The Netherlands announced Wednesday that it will exit the Energy Charter Treaty (ECT), as this legal framework stands in the way of the climate goals set in Paris and offers “too much protection” to fossil fuels.
“In the coming period I will make a proposal to the cabinet and the House for the termination of our membership (…) The treaty still offers too much protection to the fossil fuel industry,” explained Energy and Climate Minister Rob Jetten on his official Twitter profile.
With this decision, the Netherlands aligns itself with Spain, which decided last week to withdraw from this initiative, which, although slightly modified, does not satisfy countries such as France or Poland, which are already working on other alternatives.
The ECT allows energy companies, especially those related to fossil fuels, to sue countries in a court system if they consider that the legislation goes against their interests. The UN Intergovernmental Panel on Climate Change (IPCC) called the treaty a “serious obstacle to climate change mitigation”.
Italy is the only EU country that is not part of the ECT, since it left it in 2016. At the end of October, at the Council of the European Union, the countries of the European club will have to position themselves for or against the modernized ECT.

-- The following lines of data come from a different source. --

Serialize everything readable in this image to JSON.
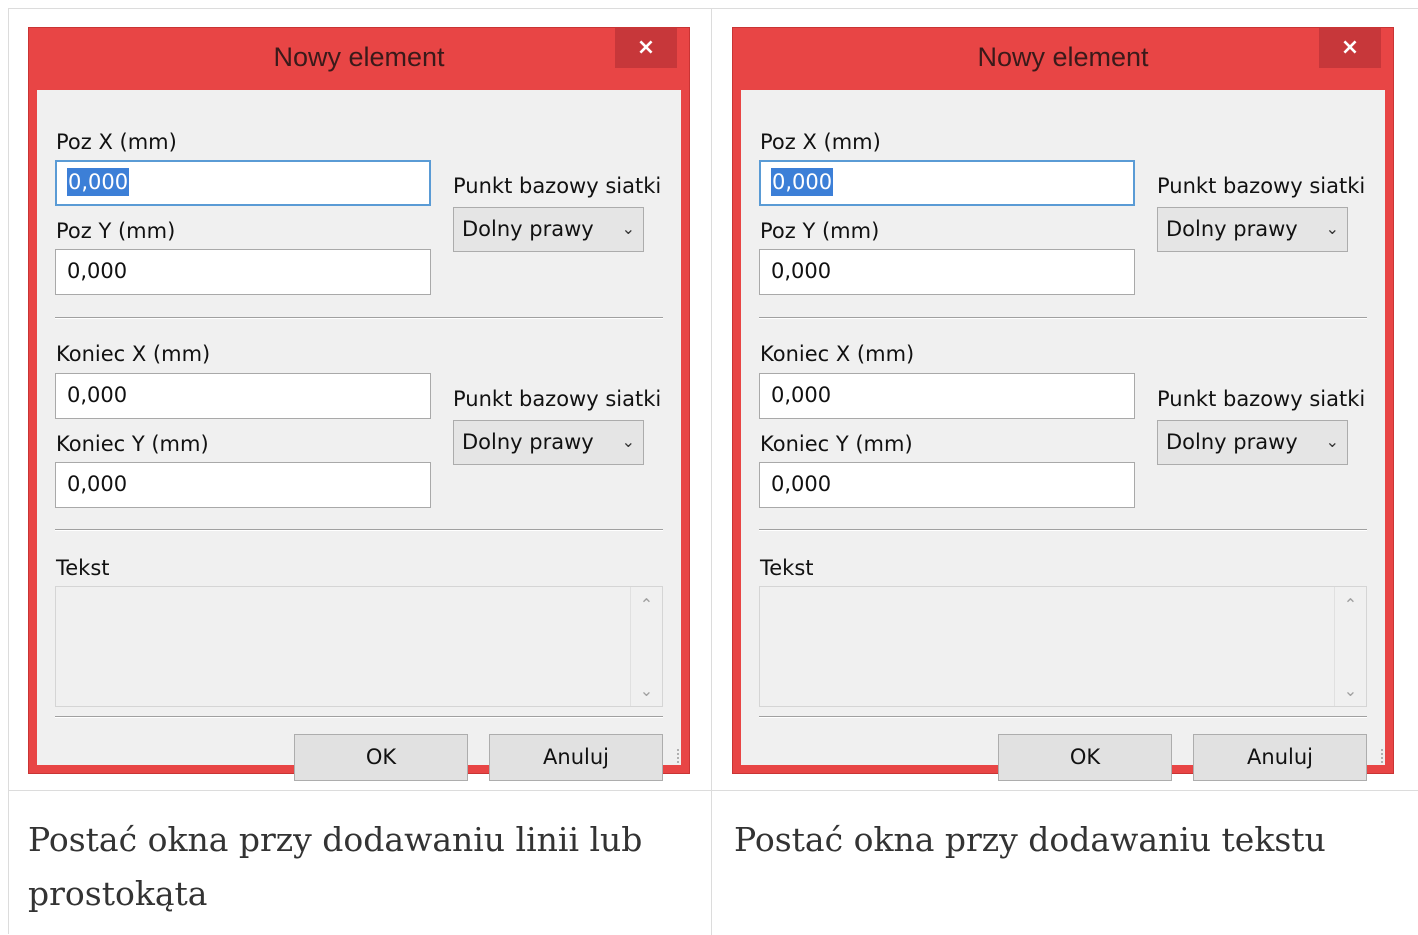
{
  "dialogs": [
    {
      "title": "Nowy element",
      "close_label": "×",
      "pos_x_label": "Poz X (mm)",
      "pos_x_value": "0,000",
      "pos_y_label": "Poz Y (mm)",
      "pos_y_value": "0,000",
      "grid_base_label_1": "Punkt bazowy siatki",
      "grid_base_value_1": "Dolny prawy",
      "end_x_label": "Koniec X (mm)",
      "end_x_value": "0,000",
      "end_y_label": "Koniec Y (mm)",
      "end_y_value": "0,000",
      "grid_base_label_2": "Punkt bazowy siatki",
      "grid_base_value_2": "Dolny prawy",
      "text_label": "Tekst",
      "text_value": "",
      "ok_label": "OK",
      "cancel_label": "Anuluj",
      "chevron_icon": "chevron-down-icon",
      "scroll_up_icon": "^",
      "scroll_down_icon": "v"
    },
    {
      "title": "Nowy element",
      "close_label": "×",
      "pos_x_label": "Poz X (mm)",
      "pos_x_value": "0,000",
      "pos_y_label": "Poz Y (mm)",
      "pos_y_value": "0,000",
      "grid_base_label_1": "Punkt bazowy siatki",
      "grid_base_value_1": "Dolny prawy",
      "end_x_label": "Koniec X (mm)",
      "end_x_value": "0,000",
      "end_y_label": "Koniec Y (mm)",
      "end_y_value": "0,000",
      "grid_base_label_2": "Punkt bazowy siatki",
      "grid_base_value_2": "Dolny prawy",
      "text_label": "Tekst",
      "text_value": "",
      "ok_label": "OK",
      "cancel_label": "Anuluj",
      "chevron_icon": "chevron-down-icon",
      "scroll_up_icon": "^",
      "scroll_down_icon": "v"
    }
  ],
  "captions": [
    "Postać okna przy dodawaniu linii lub prostokąta",
    "Postać okna przy dodawaniu tekstu"
  ],
  "colors": {
    "dialog_frame": "#e84545",
    "close_button": "#c7373a",
    "selection": "#3c7fd7",
    "focus_border": "#5a9bd5"
  }
}
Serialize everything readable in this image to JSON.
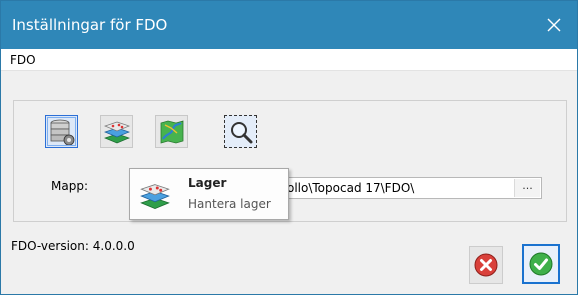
{
  "window": {
    "title": "Inställningar för FDO",
    "accent_color": "#2f87b8",
    "close_icon": "close-icon"
  },
  "menubar": {
    "items": [
      {
        "label": "FDO"
      }
    ]
  },
  "toolbar": {
    "buttons": [
      {
        "name": "database-settings",
        "icon": "database-gear-icon",
        "state": "selected"
      },
      {
        "name": "layers",
        "icon": "layers-icon",
        "state": "normal"
      },
      {
        "name": "map",
        "icon": "map-icon",
        "state": "normal"
      },
      {
        "name": "zoom",
        "icon": "magnifier-icon",
        "state": "focused"
      }
    ]
  },
  "tooltip": {
    "title": "Lager",
    "description": "Hantera lager",
    "icon": "layers-icon"
  },
  "folder": {
    "label": "Mapp:",
    "value_visible": "ollo\\Topocad 17\\FDO\\",
    "browse_label": "..."
  },
  "footer": {
    "version_text": "FDO-version: 4.0.0.0",
    "cancel_icon": "cancel-icon",
    "ok_icon": "checkmark-icon"
  }
}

Read More: The Netherlands announces that it will withdraw from the Energy Charter Treaty